So what did I do on the weekend? I did magic things. I taught Childers to sail. How old? About 4ft.
They were all boys and I am starting to get a little paranoid – I feel like starting a ‘your sex needs you!’ campaign to get more girls and women involved – although ironically the majority of the instructors (in fact all bar one!) on the day were women.
This course has not had a good run – we have been down on Oppies, waiting for new ones so for the first two days of the course we ran the session in Wayfarers and in pretty strong wind.
You’ve never seen the fear and exhilaration on a little persons face as when you give them the helm on a boat with two other kids and an instructor in it and tell everyone else to lean out to balance the boat. Small fists grab the tiller extension and knuckles whiten as the wind gusts into the reefed small sail.
I decided to stop if one of them cried.
None of them did, but there were a few wobbly bottom lips, and a degree of peer pressure coming into play!
The weather for Saturday had not looked much better throughout last week, blowing 18 gusting through 38 – with rain all day. I had visions of theory all day. So the surprise was arriving at Kielder having driven through torrential rain (a months worth fell on the North-east in the one day) and finding mist, drizzle and … No wind.
It was about the only thing I hadn’t planned. Well when I say planned, I mean thought about with a
glass of wine cup of tea during the preceding week.
There were however brand new Oppies to unpack we actually unwrapped them from the plastic!
I would love to say they were quickly rigged, but of course they weren’t – not helped by myself and the AI actually having only vague ideas on this – note to self – really need a crib sheet. But we were finally ready to go with boats lined up, helmets on and a lot of shivering – it was freezing, still damp and really overcast.
So we started on sending them out like little ducks one after the other pushing of boats towards a patrol boat – asking them to tack (or in childers speak ‘push the stick away and duck)’. Some got the hang of it quicker than others, but with expert coaching from the patrol boat we soon had the whole group rotating through the boats. Some kids had got the hang so well they went round and round and round for some time.

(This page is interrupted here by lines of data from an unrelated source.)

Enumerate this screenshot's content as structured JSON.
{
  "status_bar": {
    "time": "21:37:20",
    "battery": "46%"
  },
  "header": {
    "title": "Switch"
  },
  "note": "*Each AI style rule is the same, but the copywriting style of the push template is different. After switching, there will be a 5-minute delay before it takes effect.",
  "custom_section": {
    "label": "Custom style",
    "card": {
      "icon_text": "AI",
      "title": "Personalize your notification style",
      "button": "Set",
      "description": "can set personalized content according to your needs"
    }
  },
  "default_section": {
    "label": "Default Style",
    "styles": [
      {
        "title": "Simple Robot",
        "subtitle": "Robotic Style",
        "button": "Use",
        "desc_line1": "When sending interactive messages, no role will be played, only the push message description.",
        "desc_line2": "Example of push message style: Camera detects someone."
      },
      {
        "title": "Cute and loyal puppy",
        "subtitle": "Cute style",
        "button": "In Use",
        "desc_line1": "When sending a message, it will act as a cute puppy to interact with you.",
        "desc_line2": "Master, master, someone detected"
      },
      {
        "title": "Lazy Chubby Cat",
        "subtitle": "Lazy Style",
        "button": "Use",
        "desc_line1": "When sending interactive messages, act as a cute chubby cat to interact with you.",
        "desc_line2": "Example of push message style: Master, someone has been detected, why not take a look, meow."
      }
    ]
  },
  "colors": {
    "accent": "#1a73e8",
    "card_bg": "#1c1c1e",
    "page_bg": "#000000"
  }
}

The only problem with this was the direction of the wind. There wasn’t much, so there was a lot of sitting around, it was also an onshore wind which meant that we had to send them across the foreshore to keep them on a reach – with the added complication of trying to stop small enthusiastic not-very-good-at-steering boys from running the brand new boats aground or clipping the foils by coming in too close to the shore.
The thing with seven small boys as well is that the second your back is turned they are off doing something you don’t want them to do. Like swimming in the lake, checking what holds up the jetty, playing ‘splash the other kids and only by mistake the instructors’. I was a little unamused.
Got my own back by explaining to everyone we would need to do capsize before we finished for the day. Apparently the lake was cold. I really hadn’t noticed having spent the day up to my chest in it catching and returning boats.
As always they delivered the goods and they went to get changed having had ‘the best’ day.
They were happy. I was cold. And wet. Turns out my drysuit had a leak. I drove home with no socks and recovered in front of Eurovision.
Bonnie Tyler was our entry – famous of course for ‘Turn Around‘ – maybe she had spent a lot of time up to her chest screaming at kids to push the stick as well.